The town of Abha sits on the Asir mountains at over 2,000m where the air is cool all year round and so in summer the population triples as Saudis escape the desert heat. In February it is quiet like any out of season resort; from here we travel north along the mountain ridge where at 3,000m the remnant juniper forests jostle with terraced farms and many new holiday homes.
There is an escarpment facing west with narrow wadis below and which are only accessed by precipitous roads and tracks. The farms are freshly ploughed and the climate is dry but cool; the land appears quite parched. The spring rains will soon come bringing with them a greening of the land and a host of summer migrant birds. The landscape is spectacular and very different from the rest of the country.
We take a long and winding road from Raidah Sanctuary to Wadi Marabah at the base of the escarpment. Here there are frequent pairs of hornbills in the fig trees, also Rueppell’s weavers, sunbirds and rock thrushes. Porcupines leave distinctive tracks through the dense shrubs and there are occasional discarded quills.
The butterflies are diverse with many species common both in the Asir Mountains and across the Red Sea in mainland Africa. Some birds have a similar range too, such as dusky turtle dove; others like Yemen linnet are endemic although they don’t look very different from their more widespread northern neighbour, the common linnet. The attractive desert rose Adenium obtusum is common in the scrub woodlands and it too also occurs across sub-Saharan Africa.

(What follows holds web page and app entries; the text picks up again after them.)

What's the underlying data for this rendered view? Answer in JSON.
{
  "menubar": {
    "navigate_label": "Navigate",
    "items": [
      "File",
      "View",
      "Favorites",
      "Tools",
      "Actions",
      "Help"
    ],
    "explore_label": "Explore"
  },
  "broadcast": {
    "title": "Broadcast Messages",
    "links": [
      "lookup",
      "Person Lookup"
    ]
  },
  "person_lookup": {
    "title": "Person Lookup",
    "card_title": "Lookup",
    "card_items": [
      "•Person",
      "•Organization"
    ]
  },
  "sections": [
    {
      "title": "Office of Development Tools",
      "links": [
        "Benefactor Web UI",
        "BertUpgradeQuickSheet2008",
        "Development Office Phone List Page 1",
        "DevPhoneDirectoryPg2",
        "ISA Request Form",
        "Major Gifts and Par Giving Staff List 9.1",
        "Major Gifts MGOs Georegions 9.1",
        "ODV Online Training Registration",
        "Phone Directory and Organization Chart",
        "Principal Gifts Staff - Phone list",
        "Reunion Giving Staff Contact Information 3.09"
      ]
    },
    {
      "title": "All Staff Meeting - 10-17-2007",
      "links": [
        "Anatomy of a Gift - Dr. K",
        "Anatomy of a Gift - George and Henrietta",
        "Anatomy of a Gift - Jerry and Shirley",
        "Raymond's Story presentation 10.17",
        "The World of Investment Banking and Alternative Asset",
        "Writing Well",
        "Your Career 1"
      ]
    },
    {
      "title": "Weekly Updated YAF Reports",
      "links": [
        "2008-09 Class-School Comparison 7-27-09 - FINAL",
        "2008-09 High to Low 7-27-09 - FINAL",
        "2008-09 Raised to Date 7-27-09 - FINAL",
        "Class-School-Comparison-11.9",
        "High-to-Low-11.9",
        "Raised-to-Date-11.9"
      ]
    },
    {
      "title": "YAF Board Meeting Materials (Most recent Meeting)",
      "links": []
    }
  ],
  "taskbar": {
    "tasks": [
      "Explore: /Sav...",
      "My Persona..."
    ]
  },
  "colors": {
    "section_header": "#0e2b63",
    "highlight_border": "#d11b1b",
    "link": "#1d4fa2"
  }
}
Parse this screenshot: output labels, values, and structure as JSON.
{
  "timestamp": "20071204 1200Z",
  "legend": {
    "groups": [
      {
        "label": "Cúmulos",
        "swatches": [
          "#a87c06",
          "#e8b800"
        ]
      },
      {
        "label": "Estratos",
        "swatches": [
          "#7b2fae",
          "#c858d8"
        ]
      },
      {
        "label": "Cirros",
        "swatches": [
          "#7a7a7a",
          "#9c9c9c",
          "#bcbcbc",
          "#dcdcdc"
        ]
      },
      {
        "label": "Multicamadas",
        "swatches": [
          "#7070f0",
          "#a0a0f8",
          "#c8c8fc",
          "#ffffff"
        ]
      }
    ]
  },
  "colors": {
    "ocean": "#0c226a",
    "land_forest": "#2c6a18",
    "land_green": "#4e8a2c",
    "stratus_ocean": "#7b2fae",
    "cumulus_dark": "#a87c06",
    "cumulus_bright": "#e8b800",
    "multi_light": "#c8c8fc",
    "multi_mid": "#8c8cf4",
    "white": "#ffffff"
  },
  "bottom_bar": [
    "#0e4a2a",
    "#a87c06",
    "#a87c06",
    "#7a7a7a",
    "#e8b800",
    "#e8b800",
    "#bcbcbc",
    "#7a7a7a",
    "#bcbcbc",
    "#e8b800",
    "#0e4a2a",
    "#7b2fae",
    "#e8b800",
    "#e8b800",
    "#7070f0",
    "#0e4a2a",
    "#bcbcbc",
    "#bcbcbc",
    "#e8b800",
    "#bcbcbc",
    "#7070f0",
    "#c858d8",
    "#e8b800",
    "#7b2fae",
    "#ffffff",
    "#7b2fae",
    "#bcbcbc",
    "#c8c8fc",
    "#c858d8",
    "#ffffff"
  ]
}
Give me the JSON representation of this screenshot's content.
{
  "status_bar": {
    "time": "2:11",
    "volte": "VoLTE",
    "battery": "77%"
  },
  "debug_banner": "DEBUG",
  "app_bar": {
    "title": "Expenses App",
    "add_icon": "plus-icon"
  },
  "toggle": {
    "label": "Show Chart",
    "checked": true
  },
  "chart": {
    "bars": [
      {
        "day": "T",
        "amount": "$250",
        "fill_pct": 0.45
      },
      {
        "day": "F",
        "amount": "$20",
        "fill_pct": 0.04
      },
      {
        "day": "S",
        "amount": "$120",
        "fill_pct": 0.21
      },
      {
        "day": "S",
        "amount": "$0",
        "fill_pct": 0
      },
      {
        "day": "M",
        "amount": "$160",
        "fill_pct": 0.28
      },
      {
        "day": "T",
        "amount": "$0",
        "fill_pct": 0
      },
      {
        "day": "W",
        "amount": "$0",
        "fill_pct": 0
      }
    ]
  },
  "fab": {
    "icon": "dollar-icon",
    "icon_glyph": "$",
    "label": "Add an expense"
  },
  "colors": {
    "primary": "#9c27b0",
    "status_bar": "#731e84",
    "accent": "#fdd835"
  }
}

South west arabia was separated from mainland Africa some 25 million years ago but the strong biogeographical connections remain clear.